Without the pictures, can you quote each line below exactly?

-------------------------

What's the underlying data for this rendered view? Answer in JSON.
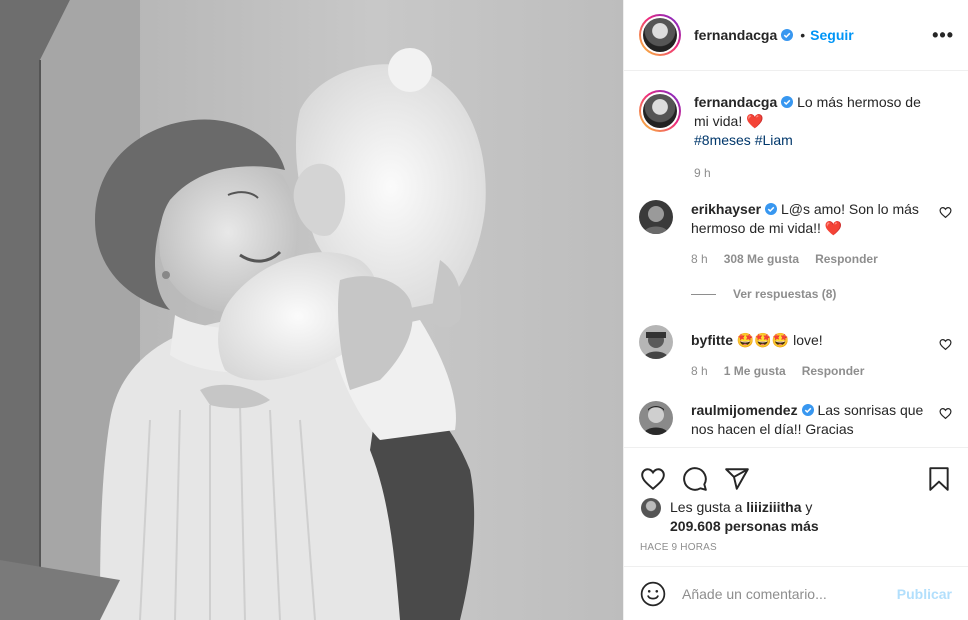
{
  "post": {
    "author": "fernandacga",
    "follow_label": "Seguir",
    "dot": "•",
    "more": "•••",
    "caption": "Lo más hermoso de mi vida!",
    "caption_emoji": "❤️",
    "hashtags": "#8meses #Liam",
    "caption_time": "9 h"
  },
  "comments": [
    {
      "user": "erikhayser",
      "verified": true,
      "text": "L@s amo! Son lo más hermoso de mi vida!!",
      "emoji": "❤️",
      "time": "8 h",
      "likes": "308 Me gusta",
      "reply": "Responder",
      "view_replies": "Ver respuestas (8)"
    },
    {
      "user": "byfitte",
      "verified": false,
      "emoji": "🤩🤩🤩",
      "text": "love!",
      "time": "8 h",
      "likes": "1 Me gusta",
      "reply": "Responder"
    },
    {
      "user": "raulmijomendez",
      "verified": true,
      "text": "Las sonrisas que nos hacen el día!! Gracias"
    }
  ],
  "likes": {
    "prefix": "Les gusta a",
    "user": "liiiziiitha",
    "middle": "y",
    "count": "209.608 personas más"
  },
  "time_ago": "HACE 9 HORAS",
  "add_comment": {
    "placeholder": "Añade un comentario...",
    "publish_label": "Publicar"
  },
  "icons": {
    "like": "heart-outline-icon",
    "comment": "comment-bubble-icon",
    "share": "paper-plane-icon",
    "save": "bookmark-icon",
    "emoji": "smiley-icon",
    "comment_like": "small-heart-icon",
    "verified": "verified-badge-icon"
  },
  "colors": {
    "link": "#0095f6",
    "hashtag": "#00376b",
    "muted": "#8e8e8e",
    "heart": "#ed4956",
    "publish_disabled": "#b2dffc"
  }
}
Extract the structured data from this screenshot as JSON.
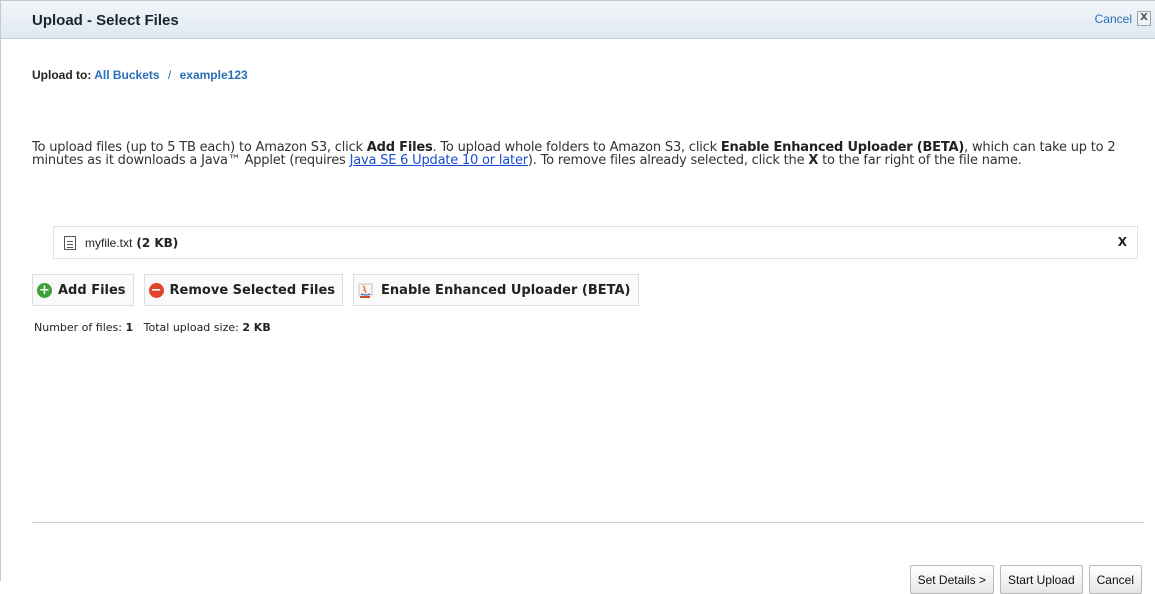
{
  "dialog": {
    "title": "Upload - Select Files",
    "cancel_label": "Cancel",
    "close_glyph": "X"
  },
  "upload_to": {
    "label": "Upload to:",
    "bucket_root": "All Buckets",
    "separator": "/",
    "bucket": "example123"
  },
  "instructions": {
    "part1": "To upload files (up to 5 TB each) to Amazon S3, click ",
    "add_files": "Add Files",
    "part2": ". To upload whole folders to Amazon S3, click ",
    "enhanced": "Enable Enhanced Uploader (BETA)",
    "part3": ", which can take up to 2 minutes as it downloads a Java™ Applet (requires ",
    "java_link": "Java SE 6 Update 10 or later",
    "part4": "). To remove files already selected, click the ",
    "x": "X",
    "part5": " to the far right of the file name."
  },
  "files": [
    {
      "name": "myfile.txt",
      "size": "(2 KB)",
      "remove": "X",
      "icon": "text-file-icon"
    }
  ],
  "toolbar": {
    "add_files": "Add Files",
    "remove_selected": "Remove Selected Files",
    "enable_enhanced": "Enable Enhanced Uploader (BETA)"
  },
  "stats": {
    "files_label": "Number of files:",
    "files_count": "1",
    "size_label": "Total upload size:",
    "size_value": "2 KB"
  },
  "footer": {
    "set_details": "Set Details >",
    "start_upload": "Start Upload",
    "cancel": "Cancel"
  },
  "colors": {
    "link": "#2a6fb8",
    "add_icon": "#3aa23a",
    "remove_icon": "#e0452a"
  }
}
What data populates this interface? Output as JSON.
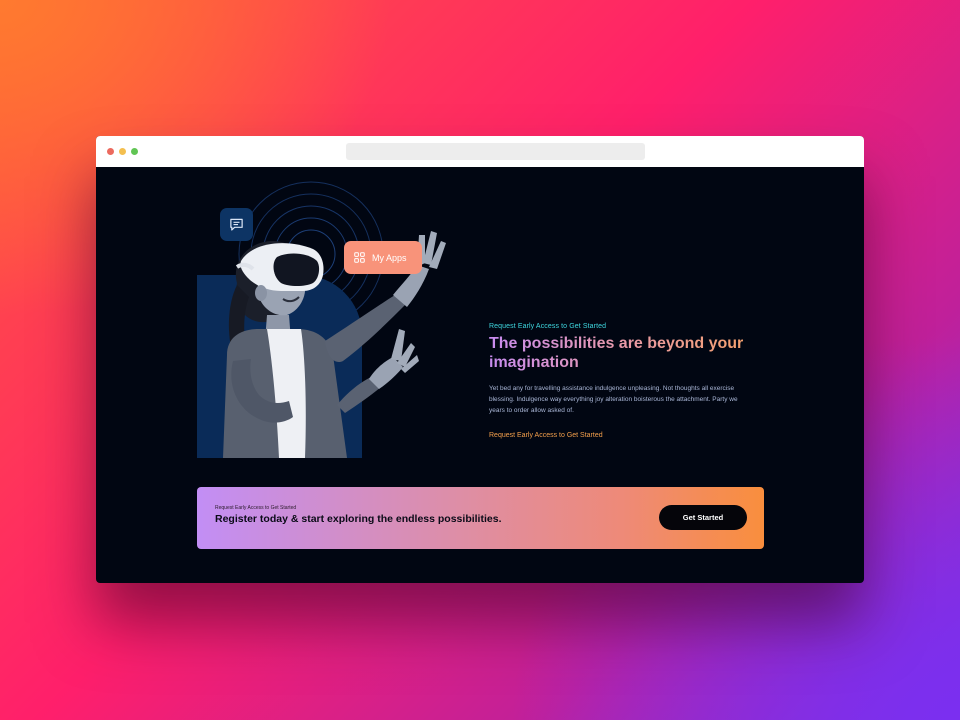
{
  "hero": {
    "badge_label": "My Apps",
    "eyebrow": "Request Early Access to Get Started",
    "headline": "The possibilities are beyond your imagination",
    "body": "Yet bed any for travelling assistance indulgence unpleasing. Not thoughts all exercise blessing. Indulgence way everything joy alteration boisterous the attachment. Party we years to order allow asked of.",
    "cta_label": "Request Early Access to Get Started"
  },
  "banner": {
    "eyebrow": "Request Early Access to Get Started",
    "title": "Register today & start exploring the endless possibilities.",
    "button_label": "Get Started"
  },
  "icons": {
    "chat_badge": "chat-icon",
    "apps_badge": "grid-icon"
  },
  "colors": {
    "page_bg": "#010612",
    "accent_cyan": "#3fd8e0",
    "accent_orange": "#f5a04c",
    "badge_peach": "#f8937a",
    "panel_blue": "#0a2b58",
    "gradient_start": "#c28ef5",
    "gradient_end": "#f98e3d"
  }
}
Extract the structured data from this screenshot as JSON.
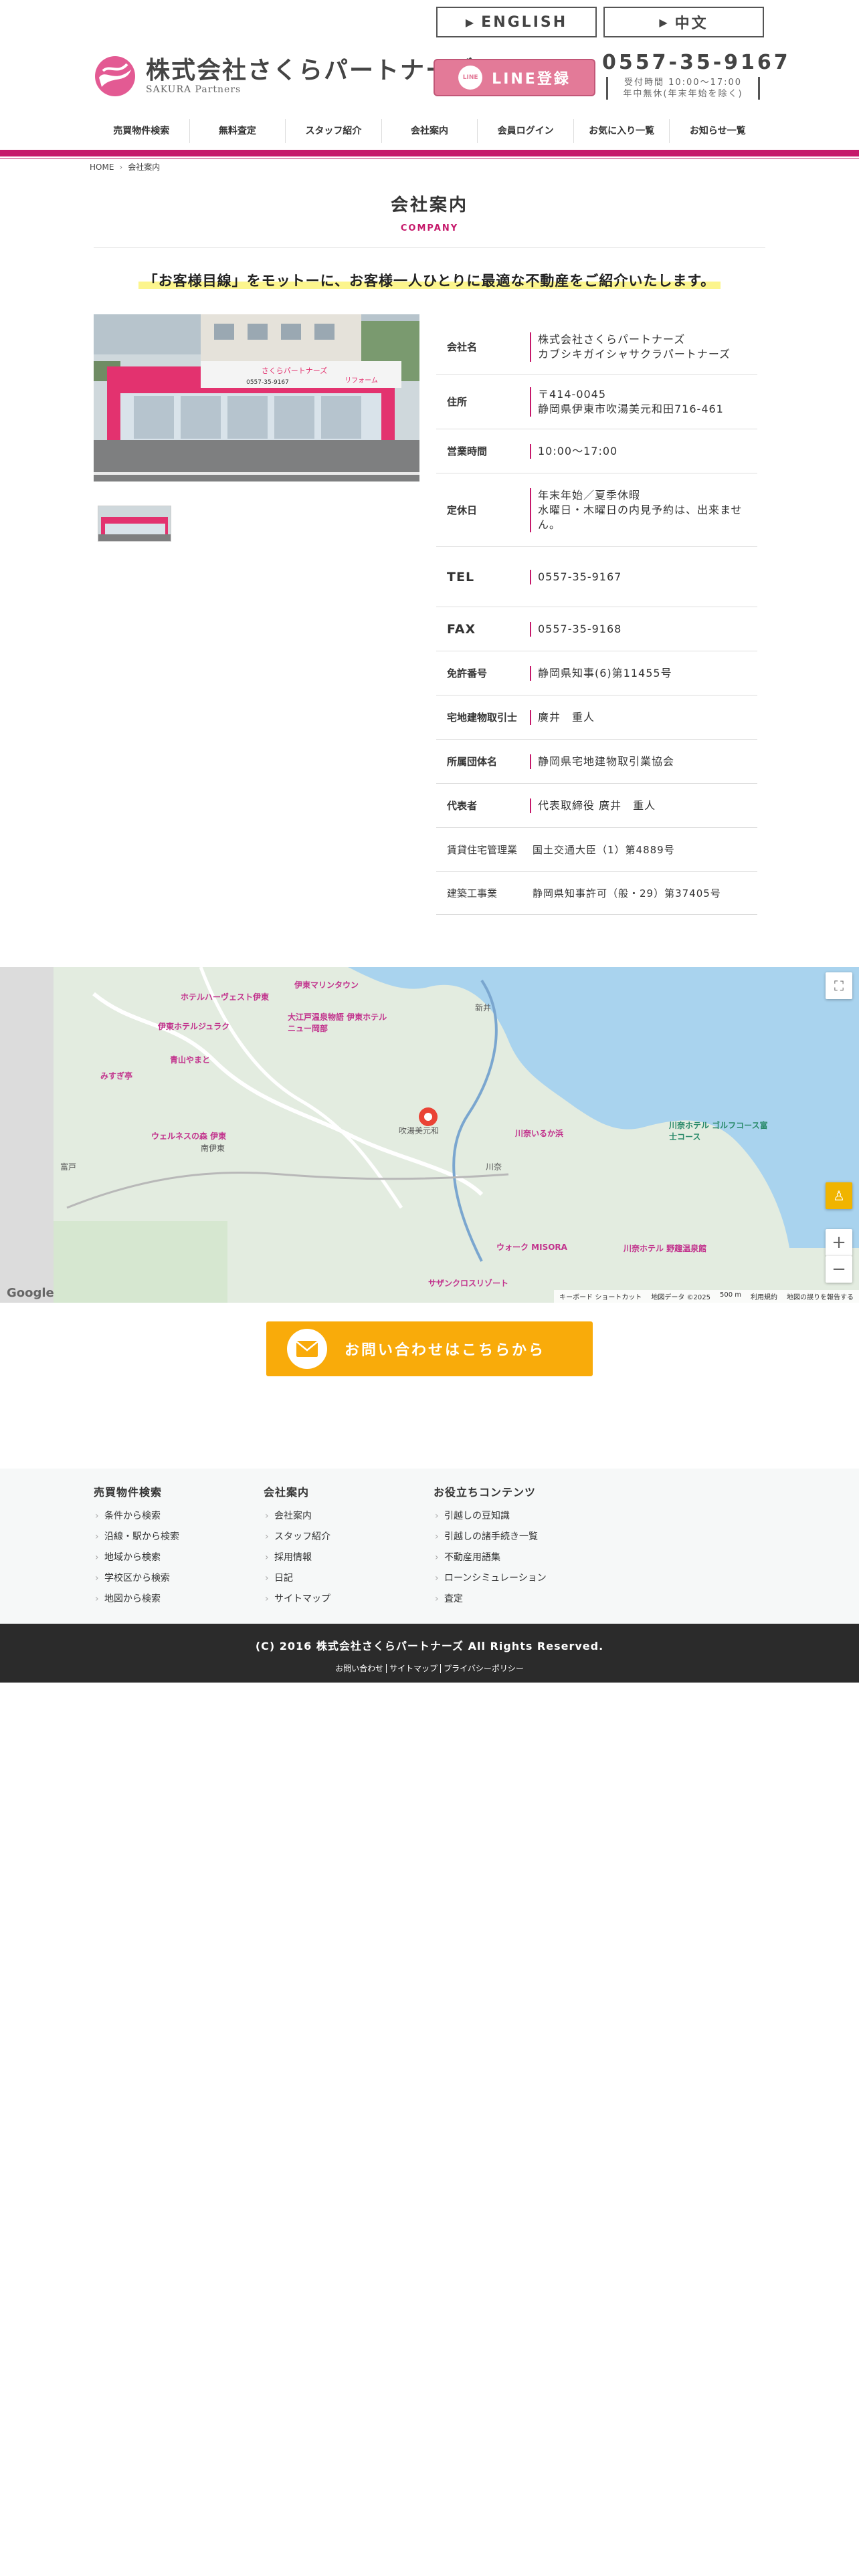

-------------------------

→ WRITTEN ANSWER:
What's the underlying data for this rendered view? Answer in JSON.
{
  "post": {
    "author": "fernandacga",
    "follow_label": "Seguir",
    "dot": "•",
    "more": "•••",
    "caption": "Lo más hermoso de mi vida!",
    "caption_emoji": "❤️",
    "hashtags": "#8meses #Liam",
    "caption_time": "9 h"
  },
  "comments": [
    {
      "user": "erikhayser",
      "verified": true,
      "text": "L@s amo! Son lo más hermoso de mi vida!!",
      "emoji": "❤️",
      "time": "8 h",
      "likes": "308 Me gusta",
      "reply": "Responder",
      "view_replies": "Ver respuestas (8)"
    },
    {
      "user": "byfitte",
      "verified": false,
      "emoji": "🤩🤩🤩",
      "text": "love!",
      "time": "8 h",
      "likes": "1 Me gusta",
      "reply": "Responder"
    },
    {
      "user": "raulmijomendez",
      "verified": true,
      "text": "Las sonrisas que nos hacen el día!! Gracias"
    }
  ],
  "likes": {
    "prefix": "Les gusta a",
    "user": "liiiziiitha",
    "middle": "y",
    "count": "209.608 personas más"
  },
  "time_ago": "HACE 9 HORAS",
  "add_comment": {
    "placeholder": "Añade un comentario...",
    "publish_label": "Publicar"
  },
  "icons": {
    "like": "heart-outline-icon",
    "comment": "comment-bubble-icon",
    "share": "paper-plane-icon",
    "save": "bookmark-icon",
    "emoji": "smiley-icon",
    "comment_like": "small-heart-icon",
    "verified": "verified-badge-icon"
  },
  "colors": {
    "link": "#0095f6",
    "hashtag": "#00376b",
    "muted": "#8e8e8e",
    "heart": "#ed4956",
    "publish_disabled": "#b2dffc"
  }
}
Extract the structured data from this screenshot as JSON.
{
  "dialog": {
    "title": "Upload - Select Files",
    "cancel_label": "Cancel",
    "close_glyph": "X"
  },
  "upload_to": {
    "label": "Upload to:",
    "bucket_root": "All Buckets",
    "separator": "/",
    "bucket": "example123"
  },
  "instructions": {
    "part1": "To upload files (up to 5 TB each) to Amazon S3, click ",
    "add_files": "Add Files",
    "part2": ". To upload whole folders to Amazon S3, click ",
    "enhanced": "Enable Enhanced Uploader (BETA)",
    "part3": ", which can take up to 2 minutes as it downloads a Java™ Applet (requires ",
    "java_link": "Java SE 6 Update 10 or later",
    "part4": "). To remove files already selected, click the ",
    "x": "X",
    "part5": " to the far right of the file name."
  },
  "files": [
    {
      "name": "myfile.txt",
      "size": "(2 KB)",
      "remove": "X",
      "icon": "text-file-icon"
    }
  ],
  "toolbar": {
    "add_files": "Add Files",
    "remove_selected": "Remove Selected Files",
    "enable_enhanced": "Enable Enhanced Uploader (BETA)"
  },
  "stats": {
    "files_label": "Number of files:",
    "files_count": "1",
    "size_label": "Total upload size:",
    "size_value": "2 KB"
  },
  "footer": {
    "set_details": "Set Details >",
    "start_upload": "Start Upload",
    "cancel": "Cancel"
  },
  "colors": {
    "link": "#2a6fb8",
    "add_icon": "#3aa23a",
    "remove_icon": "#e0452a"
  }
}
What data populates this interface? Output as JSON.
{
  "hero": {
    "badge_label": "My Apps",
    "eyebrow": "Request Early Access to Get Started",
    "headline": "The possibilities are beyond your imagination",
    "body": "Yet bed any for travelling assistance indulgence unpleasing. Not thoughts all exercise blessing. Indulgence way everything joy alteration boisterous the attachment. Party we years to order allow asked of.",
    "cta_label": "Request Early Access to Get Started"
  },
  "banner": {
    "eyebrow": "Request Early Access to Get Started",
    "title": "Register today & start exploring the endless possibilities.",
    "button_label": "Get Started"
  },
  "icons": {
    "chat_badge": "chat-icon",
    "apps_badge": "grid-icon"
  },
  "colors": {
    "page_bg": "#010612",
    "accent_cyan": "#3fd8e0",
    "accent_orange": "#f5a04c",
    "badge_peach": "#f8937a",
    "panel_blue": "#0a2b58",
    "gradient_start": "#c28ef5",
    "gradient_end": "#f98e3d"
  }
}
Extract the structured data from this screenshot as JSON.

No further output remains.